-- Entries supplied --

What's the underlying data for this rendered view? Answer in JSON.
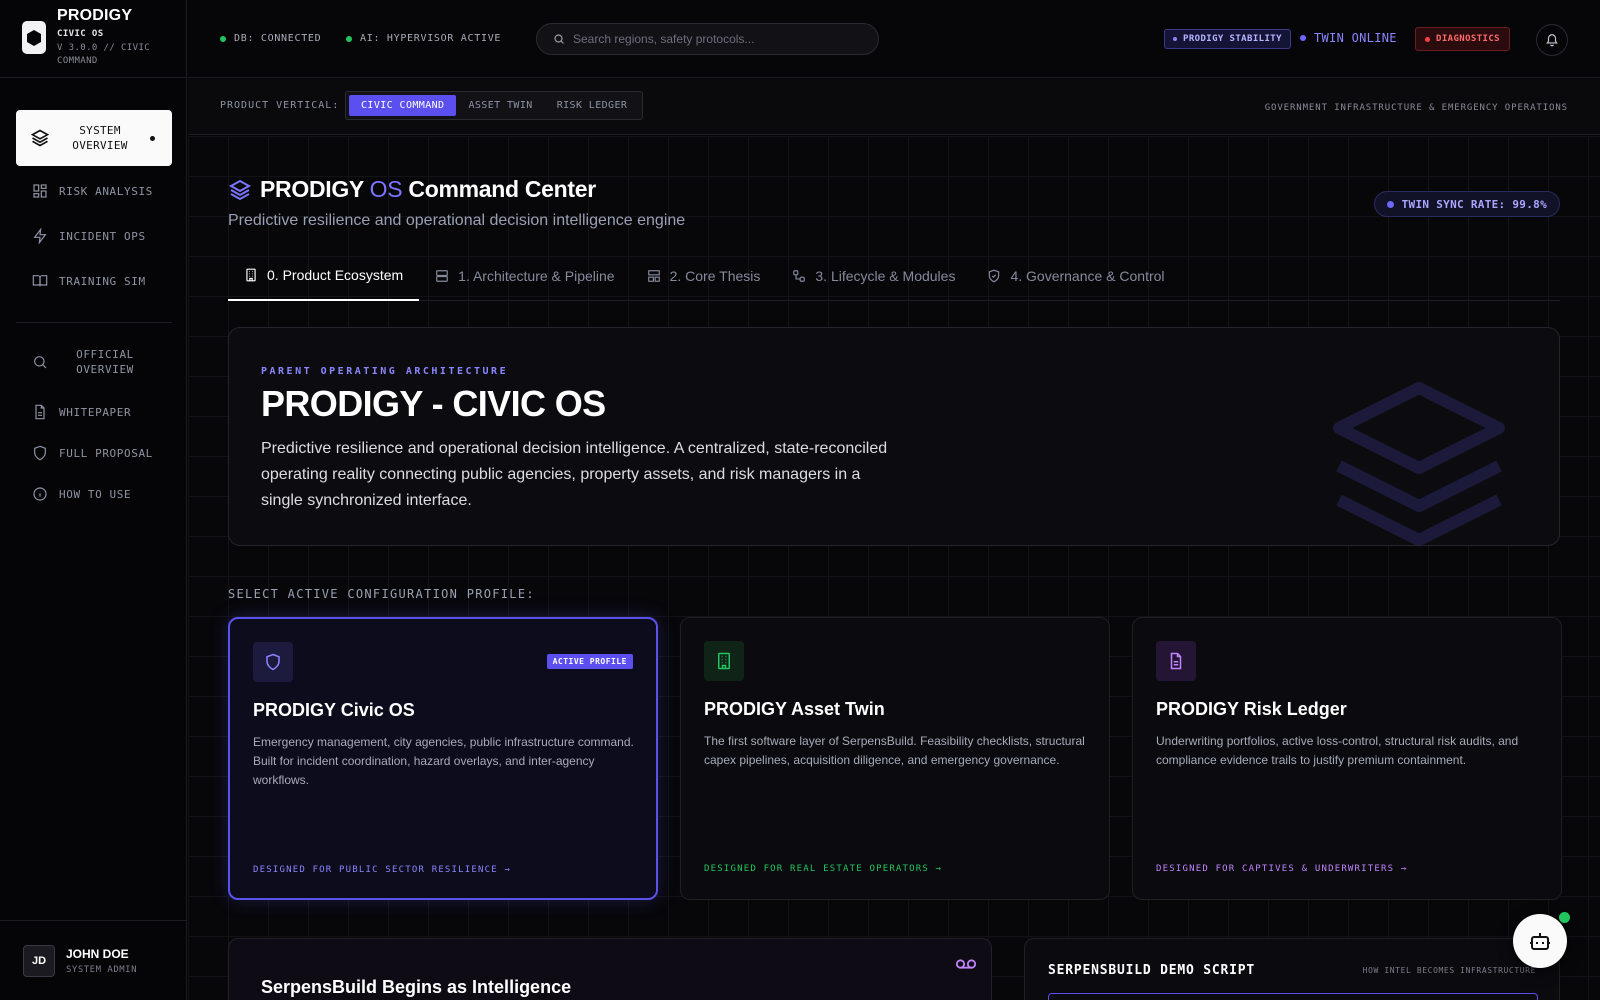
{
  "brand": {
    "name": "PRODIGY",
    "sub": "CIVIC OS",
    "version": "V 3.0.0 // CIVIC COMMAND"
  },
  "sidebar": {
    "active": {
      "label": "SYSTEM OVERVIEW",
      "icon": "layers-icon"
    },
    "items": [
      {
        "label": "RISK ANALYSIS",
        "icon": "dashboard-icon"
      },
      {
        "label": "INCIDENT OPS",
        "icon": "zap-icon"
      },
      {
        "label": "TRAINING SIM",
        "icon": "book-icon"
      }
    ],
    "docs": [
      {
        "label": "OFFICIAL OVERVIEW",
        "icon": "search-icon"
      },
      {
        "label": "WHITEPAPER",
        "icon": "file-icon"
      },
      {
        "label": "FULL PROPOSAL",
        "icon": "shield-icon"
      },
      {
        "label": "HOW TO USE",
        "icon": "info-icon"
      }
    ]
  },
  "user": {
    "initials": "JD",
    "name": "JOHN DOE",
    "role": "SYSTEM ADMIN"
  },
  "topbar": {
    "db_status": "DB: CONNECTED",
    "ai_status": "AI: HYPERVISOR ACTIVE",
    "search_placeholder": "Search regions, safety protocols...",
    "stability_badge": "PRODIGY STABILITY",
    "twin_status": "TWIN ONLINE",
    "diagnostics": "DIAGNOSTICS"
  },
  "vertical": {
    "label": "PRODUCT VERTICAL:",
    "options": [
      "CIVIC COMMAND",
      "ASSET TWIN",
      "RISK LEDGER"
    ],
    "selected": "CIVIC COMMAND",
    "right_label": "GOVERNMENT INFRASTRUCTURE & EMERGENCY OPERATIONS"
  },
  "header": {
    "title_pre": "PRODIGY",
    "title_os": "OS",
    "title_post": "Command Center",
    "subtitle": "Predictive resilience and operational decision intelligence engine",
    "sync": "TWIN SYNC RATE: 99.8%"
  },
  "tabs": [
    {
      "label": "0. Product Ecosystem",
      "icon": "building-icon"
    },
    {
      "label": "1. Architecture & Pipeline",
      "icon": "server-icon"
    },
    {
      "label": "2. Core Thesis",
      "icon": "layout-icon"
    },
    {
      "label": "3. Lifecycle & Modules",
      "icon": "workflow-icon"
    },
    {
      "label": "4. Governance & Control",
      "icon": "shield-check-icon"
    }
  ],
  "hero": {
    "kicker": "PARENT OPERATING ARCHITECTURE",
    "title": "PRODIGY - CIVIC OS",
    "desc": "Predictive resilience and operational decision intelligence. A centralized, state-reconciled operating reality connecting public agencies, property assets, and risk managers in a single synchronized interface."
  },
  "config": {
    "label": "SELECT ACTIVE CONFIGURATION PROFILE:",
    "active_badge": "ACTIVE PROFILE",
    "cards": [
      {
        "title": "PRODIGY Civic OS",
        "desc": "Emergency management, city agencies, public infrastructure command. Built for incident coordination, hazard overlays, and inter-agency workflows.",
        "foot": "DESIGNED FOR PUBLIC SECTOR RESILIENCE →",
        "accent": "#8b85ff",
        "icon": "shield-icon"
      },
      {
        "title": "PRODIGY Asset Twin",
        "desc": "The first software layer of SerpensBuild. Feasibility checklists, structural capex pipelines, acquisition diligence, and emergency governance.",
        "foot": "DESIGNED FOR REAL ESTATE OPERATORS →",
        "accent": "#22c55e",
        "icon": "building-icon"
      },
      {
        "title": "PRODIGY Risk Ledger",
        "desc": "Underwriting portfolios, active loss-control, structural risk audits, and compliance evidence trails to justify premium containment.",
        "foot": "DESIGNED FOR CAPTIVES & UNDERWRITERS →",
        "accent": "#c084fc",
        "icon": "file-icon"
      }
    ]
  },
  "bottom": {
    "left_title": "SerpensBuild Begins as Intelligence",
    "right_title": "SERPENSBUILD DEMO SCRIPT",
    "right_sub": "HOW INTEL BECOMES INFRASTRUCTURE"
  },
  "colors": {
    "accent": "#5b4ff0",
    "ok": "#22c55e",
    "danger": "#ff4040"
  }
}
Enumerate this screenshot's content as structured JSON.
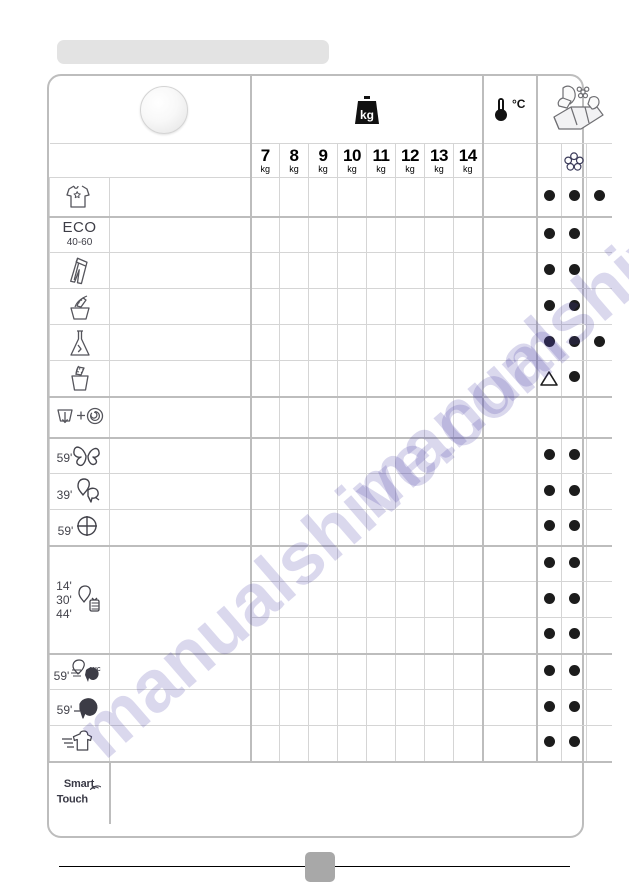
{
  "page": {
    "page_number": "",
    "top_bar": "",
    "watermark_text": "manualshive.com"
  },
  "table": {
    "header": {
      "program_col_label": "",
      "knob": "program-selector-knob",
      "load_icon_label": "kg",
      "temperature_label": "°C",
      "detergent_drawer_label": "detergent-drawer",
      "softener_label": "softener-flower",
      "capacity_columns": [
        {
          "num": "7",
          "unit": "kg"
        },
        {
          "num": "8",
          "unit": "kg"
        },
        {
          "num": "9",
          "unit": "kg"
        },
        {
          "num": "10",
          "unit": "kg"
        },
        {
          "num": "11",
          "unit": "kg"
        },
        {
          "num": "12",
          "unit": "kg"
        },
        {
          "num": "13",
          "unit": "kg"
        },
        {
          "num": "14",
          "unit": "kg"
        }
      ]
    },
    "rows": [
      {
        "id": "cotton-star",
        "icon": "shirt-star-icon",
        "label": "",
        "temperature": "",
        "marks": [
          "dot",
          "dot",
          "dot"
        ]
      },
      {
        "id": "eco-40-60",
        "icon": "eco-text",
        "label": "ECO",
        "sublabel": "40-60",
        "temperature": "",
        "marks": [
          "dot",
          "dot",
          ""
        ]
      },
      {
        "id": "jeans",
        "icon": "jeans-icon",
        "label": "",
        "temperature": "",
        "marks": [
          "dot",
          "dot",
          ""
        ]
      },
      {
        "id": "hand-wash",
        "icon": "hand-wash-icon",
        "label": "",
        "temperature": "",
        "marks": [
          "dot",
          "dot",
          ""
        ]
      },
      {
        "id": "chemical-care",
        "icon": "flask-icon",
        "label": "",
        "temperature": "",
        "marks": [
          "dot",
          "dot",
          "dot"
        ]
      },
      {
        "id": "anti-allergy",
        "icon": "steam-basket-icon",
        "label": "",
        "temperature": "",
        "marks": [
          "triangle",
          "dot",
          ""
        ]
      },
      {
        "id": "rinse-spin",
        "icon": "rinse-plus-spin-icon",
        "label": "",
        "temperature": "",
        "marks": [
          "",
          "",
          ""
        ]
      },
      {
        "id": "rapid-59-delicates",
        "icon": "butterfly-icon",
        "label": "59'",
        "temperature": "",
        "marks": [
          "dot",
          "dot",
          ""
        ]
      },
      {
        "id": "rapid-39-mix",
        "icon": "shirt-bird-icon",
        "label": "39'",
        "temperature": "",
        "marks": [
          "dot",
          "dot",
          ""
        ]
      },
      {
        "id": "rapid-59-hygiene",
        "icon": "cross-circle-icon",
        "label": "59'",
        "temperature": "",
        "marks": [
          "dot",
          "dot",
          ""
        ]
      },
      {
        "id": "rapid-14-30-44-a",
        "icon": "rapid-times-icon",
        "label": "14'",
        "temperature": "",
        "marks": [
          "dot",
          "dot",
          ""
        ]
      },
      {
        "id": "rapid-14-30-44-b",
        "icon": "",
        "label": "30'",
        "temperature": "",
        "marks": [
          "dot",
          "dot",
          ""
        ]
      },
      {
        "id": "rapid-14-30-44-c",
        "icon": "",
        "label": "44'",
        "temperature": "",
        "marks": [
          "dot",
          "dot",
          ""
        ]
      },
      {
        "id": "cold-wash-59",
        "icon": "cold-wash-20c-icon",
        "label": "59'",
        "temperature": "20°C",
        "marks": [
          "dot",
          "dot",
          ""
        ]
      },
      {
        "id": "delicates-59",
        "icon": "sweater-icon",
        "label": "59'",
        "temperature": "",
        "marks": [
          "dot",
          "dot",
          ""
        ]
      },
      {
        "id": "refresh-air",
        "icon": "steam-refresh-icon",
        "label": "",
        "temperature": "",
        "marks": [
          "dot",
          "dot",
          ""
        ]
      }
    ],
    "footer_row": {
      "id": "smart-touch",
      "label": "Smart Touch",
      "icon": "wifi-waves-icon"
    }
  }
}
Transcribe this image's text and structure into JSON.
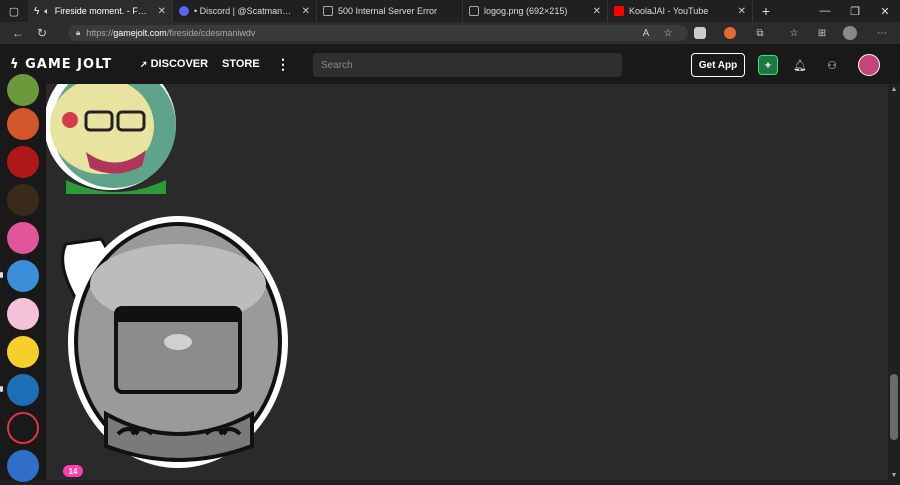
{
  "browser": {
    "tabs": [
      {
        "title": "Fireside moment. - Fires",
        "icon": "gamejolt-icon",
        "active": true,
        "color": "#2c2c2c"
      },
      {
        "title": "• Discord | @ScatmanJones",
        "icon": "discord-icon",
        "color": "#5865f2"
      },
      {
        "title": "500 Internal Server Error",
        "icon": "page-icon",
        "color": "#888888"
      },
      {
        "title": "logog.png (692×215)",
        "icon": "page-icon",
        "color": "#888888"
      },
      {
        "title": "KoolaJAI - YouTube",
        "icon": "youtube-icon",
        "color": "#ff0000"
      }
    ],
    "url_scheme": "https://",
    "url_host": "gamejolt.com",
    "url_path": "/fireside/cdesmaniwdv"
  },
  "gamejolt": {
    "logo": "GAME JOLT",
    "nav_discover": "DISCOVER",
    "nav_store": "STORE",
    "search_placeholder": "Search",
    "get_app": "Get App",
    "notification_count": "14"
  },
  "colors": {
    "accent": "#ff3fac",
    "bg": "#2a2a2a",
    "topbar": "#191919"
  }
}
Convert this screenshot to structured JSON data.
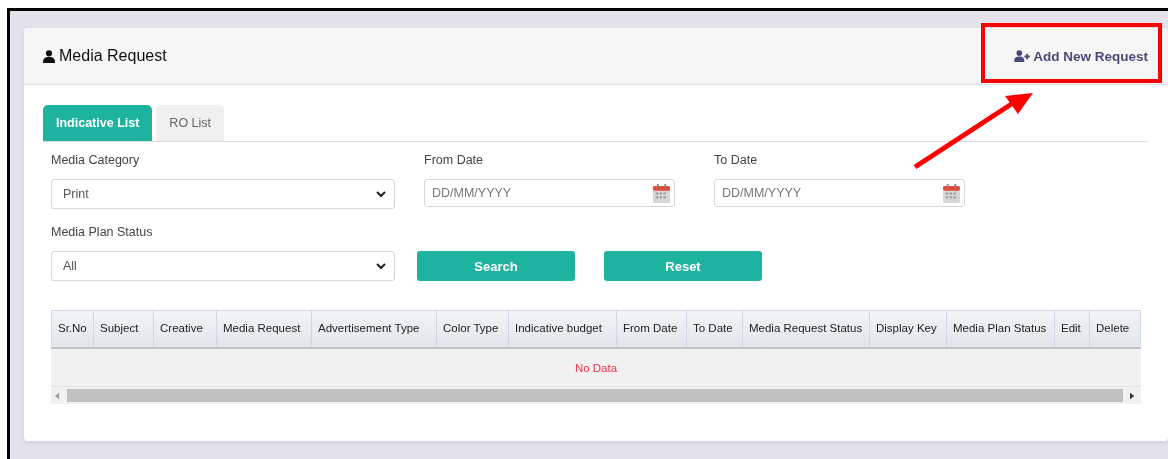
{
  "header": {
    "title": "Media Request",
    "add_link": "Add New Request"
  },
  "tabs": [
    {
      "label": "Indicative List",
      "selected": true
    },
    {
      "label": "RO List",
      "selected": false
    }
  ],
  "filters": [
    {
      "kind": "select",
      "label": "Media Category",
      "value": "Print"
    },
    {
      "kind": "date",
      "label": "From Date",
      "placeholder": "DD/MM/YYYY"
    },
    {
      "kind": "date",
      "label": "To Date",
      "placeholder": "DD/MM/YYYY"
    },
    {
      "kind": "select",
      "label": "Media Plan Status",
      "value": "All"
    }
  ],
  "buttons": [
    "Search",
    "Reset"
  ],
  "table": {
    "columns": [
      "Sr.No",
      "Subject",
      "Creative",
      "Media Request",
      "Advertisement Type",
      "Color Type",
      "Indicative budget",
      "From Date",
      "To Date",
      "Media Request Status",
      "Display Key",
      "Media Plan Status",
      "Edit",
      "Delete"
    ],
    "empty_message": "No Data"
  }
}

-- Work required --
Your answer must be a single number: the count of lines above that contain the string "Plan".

-- Task solution --
2